▶ **WHAT YOU ARE ASKED TO DO**
How many lines of the data include the string "pasteToPrint"? State the number and nothing else.

Stored data entries
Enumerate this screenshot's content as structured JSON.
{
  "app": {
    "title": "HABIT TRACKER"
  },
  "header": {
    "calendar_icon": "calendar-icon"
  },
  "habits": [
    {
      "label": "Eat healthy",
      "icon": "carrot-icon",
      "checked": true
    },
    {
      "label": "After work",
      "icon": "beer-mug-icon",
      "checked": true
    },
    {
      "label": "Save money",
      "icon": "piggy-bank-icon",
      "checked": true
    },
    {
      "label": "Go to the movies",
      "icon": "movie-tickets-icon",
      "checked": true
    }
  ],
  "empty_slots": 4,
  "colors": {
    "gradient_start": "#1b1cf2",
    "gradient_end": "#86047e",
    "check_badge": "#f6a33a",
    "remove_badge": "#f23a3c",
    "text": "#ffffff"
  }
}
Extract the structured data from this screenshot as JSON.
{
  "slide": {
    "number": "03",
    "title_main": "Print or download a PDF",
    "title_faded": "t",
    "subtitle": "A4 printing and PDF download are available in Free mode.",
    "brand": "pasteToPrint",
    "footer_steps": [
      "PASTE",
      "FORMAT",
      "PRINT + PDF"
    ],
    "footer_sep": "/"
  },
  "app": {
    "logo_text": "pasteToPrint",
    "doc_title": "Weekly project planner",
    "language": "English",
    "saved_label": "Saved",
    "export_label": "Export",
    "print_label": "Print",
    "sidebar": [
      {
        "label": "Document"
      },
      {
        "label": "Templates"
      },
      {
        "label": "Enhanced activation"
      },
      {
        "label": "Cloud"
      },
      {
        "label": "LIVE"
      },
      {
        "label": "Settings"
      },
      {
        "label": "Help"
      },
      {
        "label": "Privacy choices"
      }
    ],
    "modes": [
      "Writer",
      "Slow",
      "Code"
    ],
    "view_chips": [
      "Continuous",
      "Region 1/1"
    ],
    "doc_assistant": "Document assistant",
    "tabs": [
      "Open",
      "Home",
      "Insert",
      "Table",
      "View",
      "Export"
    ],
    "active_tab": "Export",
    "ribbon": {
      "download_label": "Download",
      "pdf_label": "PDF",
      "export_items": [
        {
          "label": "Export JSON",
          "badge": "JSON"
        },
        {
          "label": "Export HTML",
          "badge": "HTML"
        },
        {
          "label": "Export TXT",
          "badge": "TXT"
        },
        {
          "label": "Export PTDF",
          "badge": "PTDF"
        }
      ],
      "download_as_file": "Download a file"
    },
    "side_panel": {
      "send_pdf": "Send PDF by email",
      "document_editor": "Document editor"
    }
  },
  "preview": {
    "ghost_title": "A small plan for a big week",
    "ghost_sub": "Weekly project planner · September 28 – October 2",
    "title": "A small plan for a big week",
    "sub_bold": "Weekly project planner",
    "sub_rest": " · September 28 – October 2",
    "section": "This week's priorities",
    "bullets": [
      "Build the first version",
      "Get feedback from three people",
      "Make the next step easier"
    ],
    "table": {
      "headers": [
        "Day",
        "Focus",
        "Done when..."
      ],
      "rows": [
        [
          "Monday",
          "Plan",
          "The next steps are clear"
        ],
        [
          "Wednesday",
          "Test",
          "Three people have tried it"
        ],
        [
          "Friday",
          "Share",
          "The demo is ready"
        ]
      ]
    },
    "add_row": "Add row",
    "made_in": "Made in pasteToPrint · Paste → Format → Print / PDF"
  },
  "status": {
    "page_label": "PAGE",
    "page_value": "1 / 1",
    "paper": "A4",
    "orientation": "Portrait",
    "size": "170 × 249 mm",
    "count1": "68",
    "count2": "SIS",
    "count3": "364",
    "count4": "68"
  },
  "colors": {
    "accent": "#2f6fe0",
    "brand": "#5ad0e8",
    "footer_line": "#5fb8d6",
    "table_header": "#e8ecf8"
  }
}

▶ **SOLUTION FOR THIS PROBLEM**
3